The next day, we headed to Mandeville to meet with a group of Manchester seniors. This followed advocacy activities by CCRP (Caribbean Community of Retired Persons) on behalf of Windalco pensioners who had been suddenly advised early this year that they would no longer receive health benefits. This seemed yet another type of betrayal - a betrayal of trust at a time when ageing pensioners are at their most vulnerable.
Indeed, as some of these distinguished gentlemen related the environmental challenges of their former workplace, it became clear that the type of jobs in which they were engaged may have contributed to some of the chronic conditions from which they were suffering. We learnt that since losing their health benefits, three pensioners had died since February, apparently because they could not afford proper medical care!
We understand that the NWU and the company have been having talks - we are praying that no more of these hard-working pensioners will die before an amicable agreement is reached.
With every event or meeting, we become more strongly motivated to protect the rights of our elderly, they who sacrificed their own comfort for that of succeeding generations. When we hear their stories, the initiatives they took, their innovations - we know that it is not a duty, but indeed a privilege to protect these, our thousands of unsung heroes.
As we listen with interest to the arguments over plans for Jamaica 50, I am glad that CCRP launched our Living Legacy Programme last August and honoured 62 nation builders in February and earlier this month. Our diligent research has paid off: we now have a sound database which we have been sharing with the media, and we appreciate the resulting series of interviews being conducted by virtually all our media houses.

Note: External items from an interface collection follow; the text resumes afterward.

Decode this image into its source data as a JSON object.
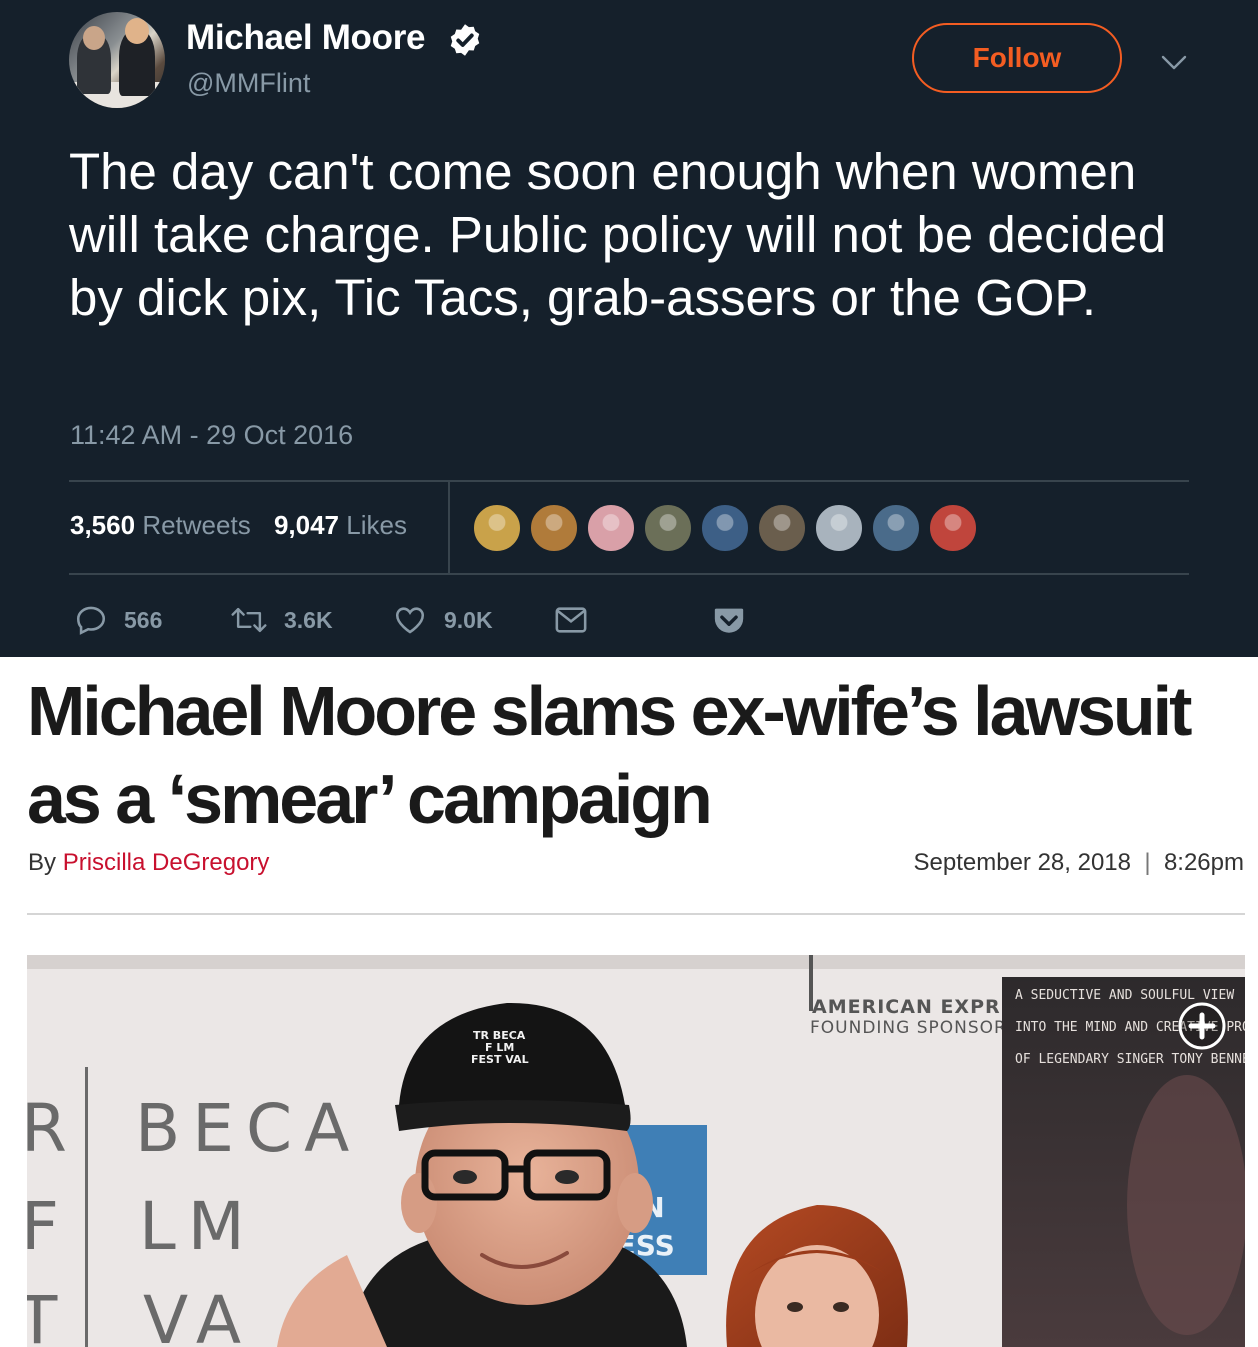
{
  "tweet": {
    "author_name": "Michael Moore",
    "author_handle": "@MMFlint",
    "follow_label": "Follow",
    "text": "The day can't come soon enough when women will take charge. Public policy will not be decided by dick pix, Tic Tacs, grab-assers or the GOP.",
    "timestamp": "11:42 AM - 29 Oct 2016",
    "retweets_count": "3,560",
    "retweets_label": "Retweets",
    "likes_count": "9,047",
    "likes_label": "Likes",
    "reply_count": "566",
    "retweet_short": "3.6K",
    "like_short": "9.0K",
    "liker_avatar_colors": [
      "#c9a24a",
      "#b07b3a",
      "#d9a0a8",
      "#6b6f58",
      "#3d5f86",
      "#6a5e4d",
      "#a8b3bd",
      "#4a6b8a",
      "#c0453c"
    ],
    "colors": {
      "background": "#15202b",
      "accent": "#f45d22",
      "muted": "#8899a6"
    }
  },
  "article": {
    "headline": "Michael Moore slams ex-wife’s lawsuit as a ‘smear’ campaign",
    "by_label": "By",
    "author": "Priscilla DeGregory",
    "date": "September 28, 2018",
    "separator": "|",
    "time": "8:26pm",
    "colors": {
      "author": "#c8102e"
    },
    "photo": {
      "backdrop_lines": [
        "R",
        "BECA",
        "F",
        "LM",
        "T",
        "VA"
      ],
      "cap_text": [
        "TR BECA",
        "F LM",
        "FEST VAL"
      ],
      "sponsor_lines": [
        "AMERICAN EXPR",
        "FOUNDING SPONSOR"
      ],
      "amex_fragment": [
        "CAN",
        "RESS"
      ],
      "poster_lines": [
        "A SEDUCTIVE AND SOULFUL VIEW",
        "INTO THE MIND AND CREATIVE PROCE",
        "OF LEGENDARY SINGER TONY BENNET"
      ]
    }
  }
}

Even as we celebrate their legacy, let us remember that our seniors need our support to remain well and healthy, enjoying as our motto says, "Life to the fullest". Let every family and community know that by developing a culture of care and concern for our elderly, we will become the eventual beneficiaries. CCRP is now two years old and nearly 700 members strong.
Permit me to congratulate CCRP member Pamela Miller who has been installed as the new president of the Lion's Club of New Kingston, succeeding Winsome Thomas.

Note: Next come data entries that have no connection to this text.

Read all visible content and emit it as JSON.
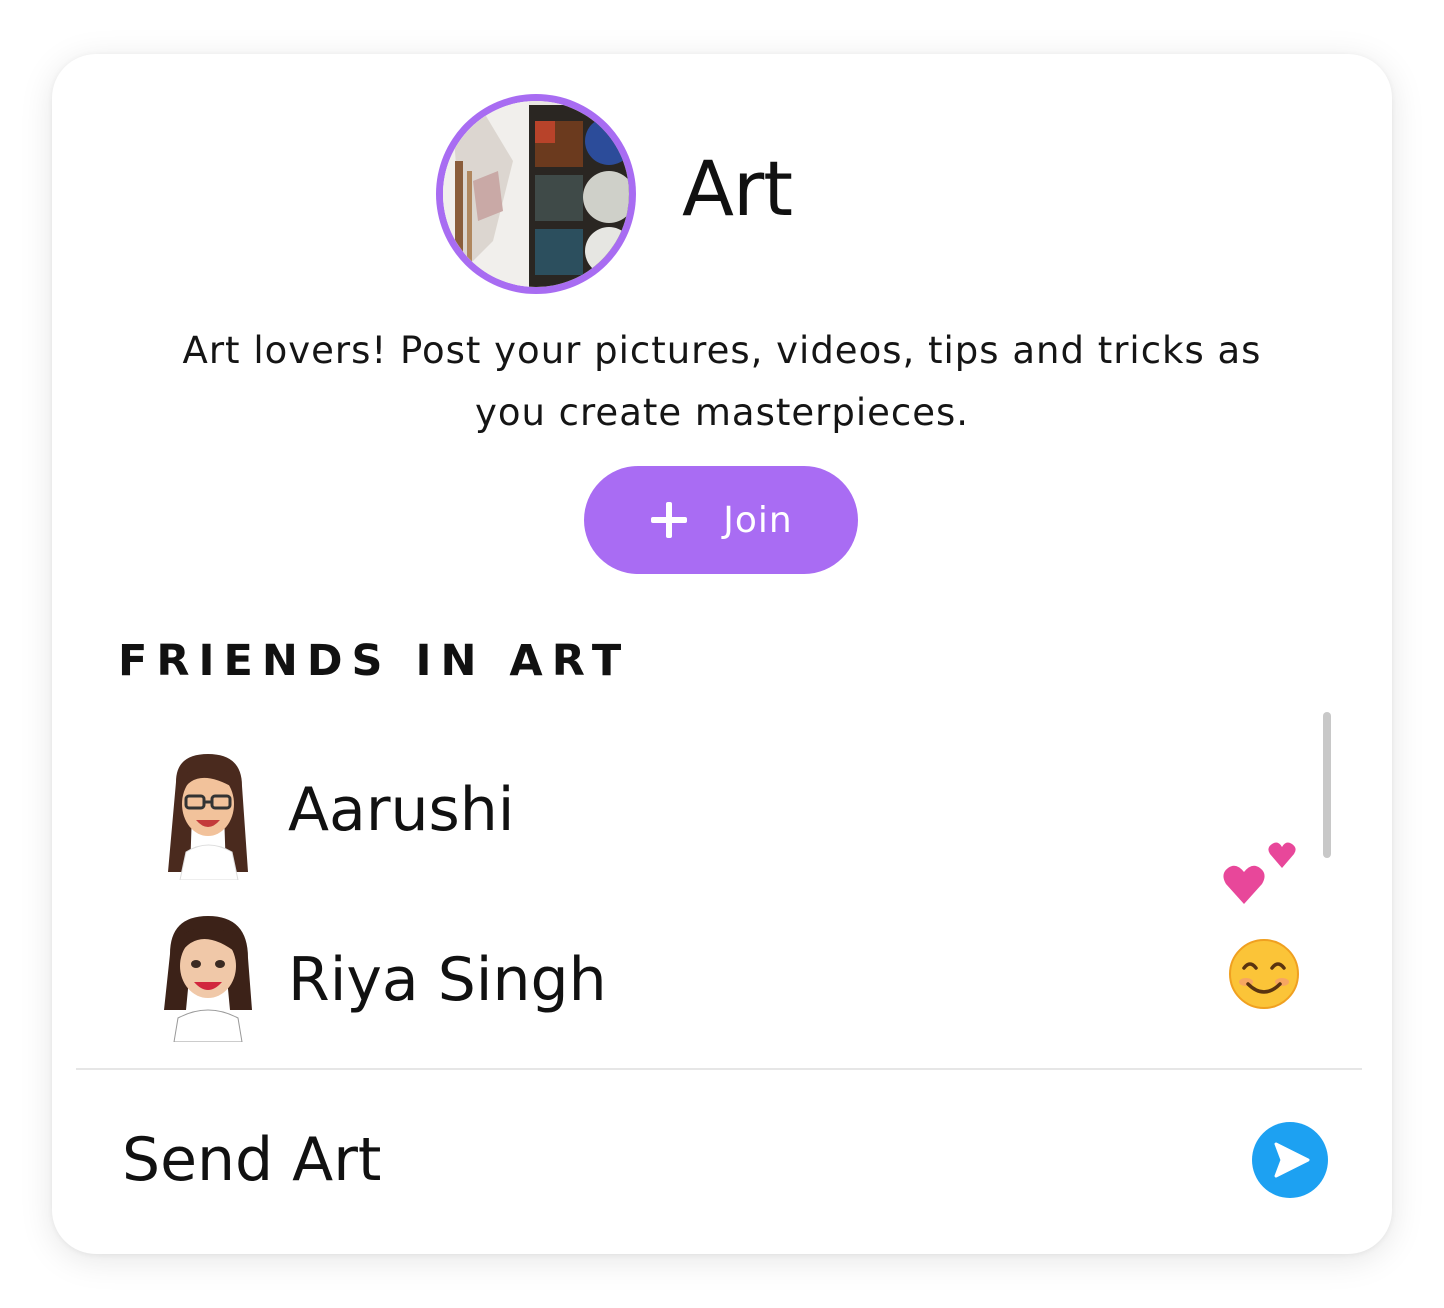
{
  "group": {
    "title": "Art",
    "description": "Art lovers! Post your pictures, videos, tips and tricks as you create masterpieces.",
    "join_label": "Join",
    "accent_color": "#a86cf2"
  },
  "friends_section": {
    "title": "FRIENDS IN ART",
    "friends": [
      {
        "name": "Aarushi",
        "emoji": "two-hearts"
      },
      {
        "name": "Riya Singh",
        "emoji": "smiling-face"
      }
    ]
  },
  "send": {
    "label": "Send Art",
    "icon": "send-arrow-icon",
    "icon_color": "#1da1f2"
  }
}
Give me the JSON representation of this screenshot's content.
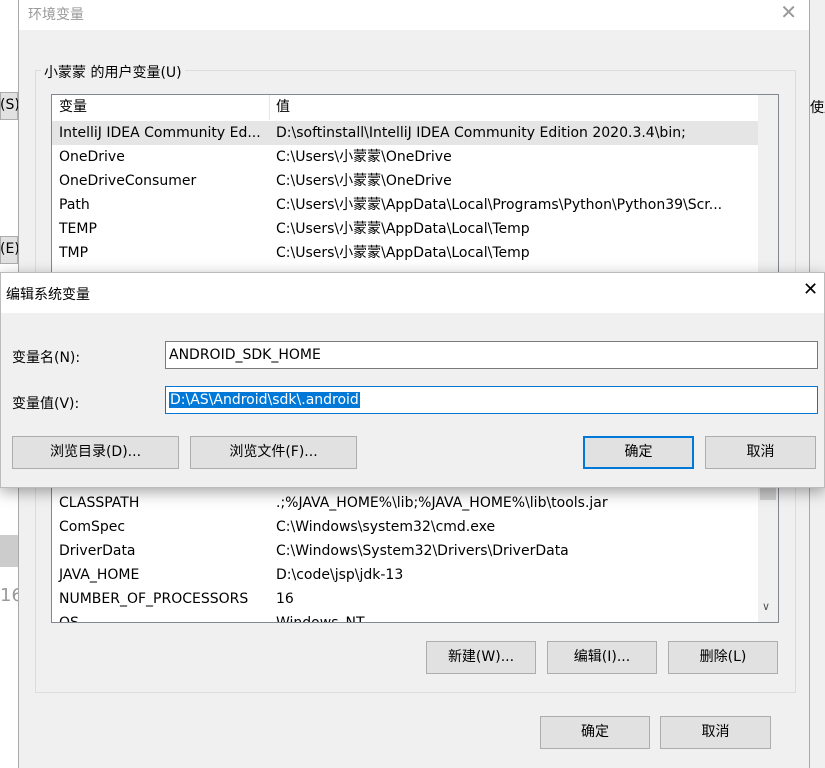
{
  "background_fragments": {
    "left1": "(S).",
    "left2": "(E).",
    "left3": "16",
    "right1": "使用"
  },
  "env_dialog": {
    "title": "环境变量",
    "user_group_label": "小蒙蒙 的用户变量(U)",
    "columns": [
      "变量",
      "值"
    ],
    "user_vars": [
      {
        "name": "IntelliJ IDEA Community Ed...",
        "value": "D:\\softinstall\\IntelliJ IDEA Community Edition 2020.3.4\\bin;"
      },
      {
        "name": "OneDrive",
        "value": "C:\\Users\\小蒙蒙\\OneDrive"
      },
      {
        "name": "OneDriveConsumer",
        "value": "C:\\Users\\小蒙蒙\\OneDrive"
      },
      {
        "name": "Path",
        "value": "C:\\Users\\小蒙蒙\\AppData\\Local\\Programs\\Python\\Python39\\Scr..."
      },
      {
        "name": "TEMP",
        "value": "C:\\Users\\小蒙蒙\\AppData\\Local\\Temp"
      },
      {
        "name": "TMP",
        "value": "C:\\Users\\小蒙蒙\\AppData\\Local\\Temp"
      }
    ],
    "system_vars": [
      {
        "name": "CLASSPATH",
        "value": ".;%JAVA_HOME%\\lib;%JAVA_HOME%\\lib\\tools.jar"
      },
      {
        "name": "ComSpec",
        "value": "C:\\Windows\\system32\\cmd.exe"
      },
      {
        "name": "DriverData",
        "value": "C:\\Windows\\System32\\Drivers\\DriverData"
      },
      {
        "name": "JAVA_HOME",
        "value": "D:\\code\\jsp\\jdk-13"
      },
      {
        "name": "NUMBER_OF_PROCESSORS",
        "value": "16"
      },
      {
        "name": "OS",
        "value": "Windows_NT"
      }
    ],
    "new_button": "新建(W)...",
    "edit_button": "编辑(I)...",
    "delete_button": "删除(L)",
    "ok_button": "确定",
    "cancel_button": "取消"
  },
  "edit_dialog": {
    "title": "编辑系统变量",
    "name_label": "变量名(N):",
    "name_value": "ANDROID_SDK_HOME",
    "value_label": "变量值(V):",
    "value_value": "D:\\AS\\Android\\sdk\\.android",
    "browse_dir_button": "浏览目录(D)...",
    "browse_file_button": "浏览文件(F)...",
    "ok_button": "确定",
    "cancel_button": "取消"
  },
  "colors": {
    "accent": "#0078d7"
  }
}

CG Christie's warning
You may not all love him, but you must admit that Contractor General Greg Christie has made Jamaica a more honest country. In a recent speech he warned against political tribalism: "Jamaicans must begin to resist ... 'tribal politics' ... which seems to require that everyone and everything should be first assessed through a perceived green or orange political prism, and then be treated accordingly, whether via facilitation or via isolation."
He continued: "Besides corruption, political tribalism is perhaps the next single largest impediment to the country's attainment of sustained economic growth and social development, and we should put an immediate end to it before it destroys and decimates all of us." Good politicians (this is not an oxymoron) can use this Golden Jubilee year to appeal to their cynical colleagues and work to stamp out tribalism. Please stand up for Jamaica!

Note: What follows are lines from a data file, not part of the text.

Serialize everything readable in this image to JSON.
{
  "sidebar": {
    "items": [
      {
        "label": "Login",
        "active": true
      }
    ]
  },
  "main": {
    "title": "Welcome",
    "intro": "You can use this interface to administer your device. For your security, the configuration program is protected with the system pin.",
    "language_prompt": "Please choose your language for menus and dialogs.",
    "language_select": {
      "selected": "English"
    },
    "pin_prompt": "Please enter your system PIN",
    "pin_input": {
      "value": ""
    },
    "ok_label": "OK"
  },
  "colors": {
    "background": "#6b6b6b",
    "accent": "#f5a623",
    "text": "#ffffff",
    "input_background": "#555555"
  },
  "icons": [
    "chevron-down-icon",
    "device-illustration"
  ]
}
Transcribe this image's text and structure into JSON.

Happy Independence Day, USA
On Wednesday the USA celebrates its 236th Anniversary of Independence and remains a strong partner for Jamaica. Through USAID and educational funding, the United States has helped us to establish sustainable projects, shared their rich culture and celebrated ours. Best wishes to our generous American sisters and brothers.